::: Exercise data :::

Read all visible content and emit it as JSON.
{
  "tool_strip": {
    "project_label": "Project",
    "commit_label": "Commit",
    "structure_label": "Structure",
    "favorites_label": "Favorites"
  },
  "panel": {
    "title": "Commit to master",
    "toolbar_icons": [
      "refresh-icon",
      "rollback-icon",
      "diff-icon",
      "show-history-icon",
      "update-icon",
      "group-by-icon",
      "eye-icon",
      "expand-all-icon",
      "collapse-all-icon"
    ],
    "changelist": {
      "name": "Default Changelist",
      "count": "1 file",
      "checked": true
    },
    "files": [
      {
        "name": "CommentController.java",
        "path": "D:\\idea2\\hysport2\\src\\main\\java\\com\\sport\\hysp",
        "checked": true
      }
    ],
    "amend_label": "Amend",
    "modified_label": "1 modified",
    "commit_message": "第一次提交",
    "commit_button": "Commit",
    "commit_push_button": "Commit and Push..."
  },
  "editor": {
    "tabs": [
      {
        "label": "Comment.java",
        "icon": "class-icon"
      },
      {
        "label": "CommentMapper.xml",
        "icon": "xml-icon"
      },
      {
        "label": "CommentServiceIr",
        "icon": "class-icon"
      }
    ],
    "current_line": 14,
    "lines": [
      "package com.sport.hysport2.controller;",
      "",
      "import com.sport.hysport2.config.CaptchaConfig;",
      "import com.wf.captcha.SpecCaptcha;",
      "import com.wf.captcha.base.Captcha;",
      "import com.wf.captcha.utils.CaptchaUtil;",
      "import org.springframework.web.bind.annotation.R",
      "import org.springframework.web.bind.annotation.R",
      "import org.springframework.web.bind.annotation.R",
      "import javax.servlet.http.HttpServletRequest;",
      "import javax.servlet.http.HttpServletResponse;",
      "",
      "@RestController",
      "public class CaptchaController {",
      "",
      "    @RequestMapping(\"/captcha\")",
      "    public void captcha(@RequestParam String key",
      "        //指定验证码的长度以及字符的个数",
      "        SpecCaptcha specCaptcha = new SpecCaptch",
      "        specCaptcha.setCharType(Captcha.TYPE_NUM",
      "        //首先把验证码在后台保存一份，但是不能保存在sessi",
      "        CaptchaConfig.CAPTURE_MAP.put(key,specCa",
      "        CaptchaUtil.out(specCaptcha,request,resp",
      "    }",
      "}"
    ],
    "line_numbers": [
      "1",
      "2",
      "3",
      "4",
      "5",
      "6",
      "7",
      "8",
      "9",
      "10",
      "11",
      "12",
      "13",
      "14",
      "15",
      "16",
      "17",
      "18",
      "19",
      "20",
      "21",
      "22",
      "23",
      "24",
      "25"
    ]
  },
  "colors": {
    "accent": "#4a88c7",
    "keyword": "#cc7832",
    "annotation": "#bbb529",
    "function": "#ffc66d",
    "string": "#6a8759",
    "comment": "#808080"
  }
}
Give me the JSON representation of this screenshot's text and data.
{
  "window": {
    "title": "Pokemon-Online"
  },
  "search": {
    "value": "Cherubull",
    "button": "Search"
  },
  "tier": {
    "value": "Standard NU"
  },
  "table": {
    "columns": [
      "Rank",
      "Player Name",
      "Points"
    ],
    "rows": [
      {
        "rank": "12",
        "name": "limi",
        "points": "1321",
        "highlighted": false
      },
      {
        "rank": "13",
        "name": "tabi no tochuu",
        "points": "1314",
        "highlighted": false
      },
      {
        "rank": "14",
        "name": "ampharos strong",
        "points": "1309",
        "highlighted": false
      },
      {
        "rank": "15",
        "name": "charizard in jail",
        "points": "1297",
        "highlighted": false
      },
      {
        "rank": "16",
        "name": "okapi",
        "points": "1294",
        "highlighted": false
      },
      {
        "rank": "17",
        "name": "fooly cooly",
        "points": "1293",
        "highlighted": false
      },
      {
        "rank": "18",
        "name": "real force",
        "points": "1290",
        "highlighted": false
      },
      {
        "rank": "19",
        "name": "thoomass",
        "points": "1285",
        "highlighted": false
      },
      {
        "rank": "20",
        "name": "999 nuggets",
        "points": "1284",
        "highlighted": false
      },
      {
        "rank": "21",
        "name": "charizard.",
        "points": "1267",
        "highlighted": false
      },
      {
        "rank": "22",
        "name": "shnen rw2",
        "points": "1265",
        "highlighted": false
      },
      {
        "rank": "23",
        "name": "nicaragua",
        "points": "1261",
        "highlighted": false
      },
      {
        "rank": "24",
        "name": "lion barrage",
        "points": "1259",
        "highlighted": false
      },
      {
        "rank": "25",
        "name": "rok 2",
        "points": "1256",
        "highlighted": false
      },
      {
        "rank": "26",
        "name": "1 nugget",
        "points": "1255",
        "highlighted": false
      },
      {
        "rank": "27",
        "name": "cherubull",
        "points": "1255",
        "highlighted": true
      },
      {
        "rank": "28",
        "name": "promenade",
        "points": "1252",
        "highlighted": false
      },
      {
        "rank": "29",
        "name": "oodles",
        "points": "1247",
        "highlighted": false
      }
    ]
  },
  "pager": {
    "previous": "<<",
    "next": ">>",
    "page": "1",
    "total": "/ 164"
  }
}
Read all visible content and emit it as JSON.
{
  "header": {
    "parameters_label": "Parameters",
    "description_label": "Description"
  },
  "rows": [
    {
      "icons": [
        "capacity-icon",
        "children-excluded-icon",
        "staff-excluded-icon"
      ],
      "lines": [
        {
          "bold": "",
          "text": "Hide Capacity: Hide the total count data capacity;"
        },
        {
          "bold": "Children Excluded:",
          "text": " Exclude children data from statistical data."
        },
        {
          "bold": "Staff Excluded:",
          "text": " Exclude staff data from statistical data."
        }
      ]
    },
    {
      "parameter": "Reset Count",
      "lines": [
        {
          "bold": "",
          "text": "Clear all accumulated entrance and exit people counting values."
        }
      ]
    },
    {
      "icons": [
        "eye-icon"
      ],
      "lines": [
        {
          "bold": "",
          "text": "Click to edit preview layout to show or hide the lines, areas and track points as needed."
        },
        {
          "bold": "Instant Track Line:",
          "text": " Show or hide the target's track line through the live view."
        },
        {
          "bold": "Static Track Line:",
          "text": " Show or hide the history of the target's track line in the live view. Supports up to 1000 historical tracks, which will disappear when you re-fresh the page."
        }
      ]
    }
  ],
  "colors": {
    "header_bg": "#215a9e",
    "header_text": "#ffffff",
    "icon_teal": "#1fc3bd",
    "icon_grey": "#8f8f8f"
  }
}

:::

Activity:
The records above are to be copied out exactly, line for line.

Response below:
Read all visible content and emit it as JSON.
{
  "tool_strip": {
    "project_label": "Project",
    "commit_label": "Commit",
    "structure_label": "Structure",
    "favorites_label": "Favorites"
  },
  "panel": {
    "title": "Commit to master",
    "toolbar_icons": [
      "refresh-icon",
      "rollback-icon",
      "diff-icon",
      "show-history-icon",
      "update-icon",
      "group-by-icon",
      "eye-icon",
      "expand-all-icon",
      "collapse-all-icon"
    ],
    "changelist": {
      "name": "Default Changelist",
      "count": "1 file",
      "checked": true
    },
    "files": [
      {
        "name": "CommentController.java",
        "path": "D:\\idea2\\hysport2\\src\\main\\java\\com\\sport\\hysp",
        "checked": true
      }
    ],
    "amend_label": "Amend",
    "modified_label": "1 modified",
    "commit_message": "第一次提交",
    "commit_button": "Commit",
    "commit_push_button": "Commit and Push..."
  },
  "editor": {
    "tabs": [
      {
        "label": "Comment.java",
        "icon": "class-icon"
      },
      {
        "label": "CommentMapper.xml",
        "icon": "xml-icon"
      },
      {
        "label": "CommentServiceIr",
        "icon": "class-icon"
      }
    ],
    "current_line": 14,
    "lines": [
      "package com.sport.hysport2.controller;",
      "",
      "import com.sport.hysport2.config.CaptchaConfig;",
      "import com.wf.captcha.SpecCaptcha;",
      "import com.wf.captcha.base.Captcha;",
      "import com.wf.captcha.utils.CaptchaUtil;",
      "import org.springframework.web.bind.annotation.R",
      "import org.springframework.web.bind.annotation.R",
      "import org.springframework.web.bind.annotation.R",
      "import javax.servlet.http.HttpServletRequest;",
      "import javax.servlet.http.HttpServletResponse;",
      "",
      "@RestController",
      "public class CaptchaController {",
      "",
      "    @RequestMapping(\"/captcha\")",
      "    public void captcha(@RequestParam String key",
      "        //指定验证码的长度以及字符的个数",
      "        SpecCaptcha specCaptcha = new SpecCaptch",
      "        specCaptcha.setCharType(Captcha.TYPE_NUM",
      "        //首先把验证码在后台保存一份，但是不能保存在sessi",
      "        CaptchaConfig.CAPTURE_MAP.put(key,specCa",
      "        CaptchaUtil.out(specCaptcha,request,resp",
      "    }",
      "}"
    ],
    "line_numbers": [
      "1",
      "2",
      "3",
      "4",
      "5",
      "6",
      "7",
      "8",
      "9",
      "10",
      "11",
      "12",
      "13",
      "14",
      "15",
      "16",
      "17",
      "18",
      "19",
      "20",
      "21",
      "22",
      "23",
      "24",
      "25"
    ]
  },
  "colors": {
    "accent": "#4a88c7",
    "keyword": "#cc7832",
    "annotation": "#bbb529",
    "function": "#ffc66d",
    "string": "#6a8759",
    "comment": "#808080"
  }
}
Give me the JSON representation of this screenshot's text and data.
{
  "window": {
    "title": "Pokemon-Online"
  },
  "search": {
    "value": "Cherubull",
    "button": "Search"
  },
  "tier": {
    "value": "Standard NU"
  },
  "table": {
    "columns": [
      "Rank",
      "Player Name",
      "Points"
    ],
    "rows": [
      {
        "rank": "12",
        "name": "limi",
        "points": "1321",
        "highlighted": false
      },
      {
        "rank": "13",
        "name": "tabi no tochuu",
        "points": "1314",
        "highlighted": false
      },
      {
        "rank": "14",
        "name": "ampharos strong",
        "points": "1309",
        "highlighted": false
      },
      {
        "rank": "15",
        "name": "charizard in jail",
        "points": "1297",
        "highlighted": false
      },
      {
        "rank": "16",
        "name": "okapi",
        "points": "1294",
        "highlighted": false
      },
      {
        "rank": "17",
        "name": "fooly cooly",
        "points": "1293",
        "highlighted": false
      },
      {
        "rank": "18",
        "name": "real force",
        "points": "1290",
        "highlighted": false
      },
      {
        "rank": "19",
        "name": "thoomass",
        "points": "1285",
        "highlighted": false
      },
      {
        "rank": "20",
        "name": "999 nuggets",
        "points": "1284",
        "highlighted": false
      },
      {
        "rank": "21",
        "name": "charizard.",
        "points": "1267",
        "highlighted": false
      },
      {
        "rank": "22",
        "name": "shnen rw2",
        "points": "1265",
        "highlighted": false
      },
      {
        "rank": "23",
        "name": "nicaragua",
        "points": "1261",
        "highlighted": false
      },
      {
        "rank": "24",
        "name": "lion barrage",
        "points": "1259",
        "highlighted": false
      },
      {
        "rank": "25",
        "name": "rok 2",
        "points": "1256",
        "highlighted": false
      },
      {
        "rank": "26",
        "name": "1 nugget",
        "points": "1255",
        "highlighted": false
      },
      {
        "rank": "27",
        "name": "cherubull",
        "points": "1255",
        "highlighted": true
      },
      {
        "rank": "28",
        "name": "promenade",
        "points": "1252",
        "highlighted": false
      },
      {
        "rank": "29",
        "name": "oodles",
        "points": "1247",
        "highlighted": false
      }
    ]
  },
  "pager": {
    "previous": "<<",
    "next": ">>",
    "page": "1",
    "total": "/ 164"
  }
}
Read all visible content and emit it as JSON.
{
  "header": {
    "parameters_label": "Parameters",
    "description_label": "Description"
  },
  "rows": [
    {
      "icons": [
        "capacity-icon",
        "children-excluded-icon",
        "staff-excluded-icon"
      ],
      "lines": [
        {
          "bold": "",
          "text": "Hide Capacity: Hide the total count data capacity;"
        },
        {
          "bold": "Children Excluded:",
          "text": " Exclude children data from statistical data."
        },
        {
          "bold": "Staff Excluded:",
          "text": " Exclude staff data from statistical data."
        }
      ]
    },
    {
      "parameter": "Reset Count",
      "lines": [
        {
          "bold": "",
          "text": "Clear all accumulated entrance and exit people counting values."
        }
      ]
    },
    {
      "icons": [
        "eye-icon"
      ],
      "lines": [
        {
          "bold": "",
          "text": "Click to edit preview layout to show or hide the lines, areas and track points as needed."
        },
        {
          "bold": "Instant Track Line:",
          "text": " Show or hide the target's track line through the live view."
        },
        {
          "bold": "Static Track Line:",
          "text": " Show or hide the history of the target's track line in the live view. Supports up to 1000 historical tracks, which will disappear when you re-fresh the page."
        }
      ]
    }
  ],
  "colors": {
    "header_bg": "#215a9e",
    "header_text": "#ffffff",
    "icon_teal": "#1fc3bd",
    "icon_grey": "#8f8f8f"
  }
}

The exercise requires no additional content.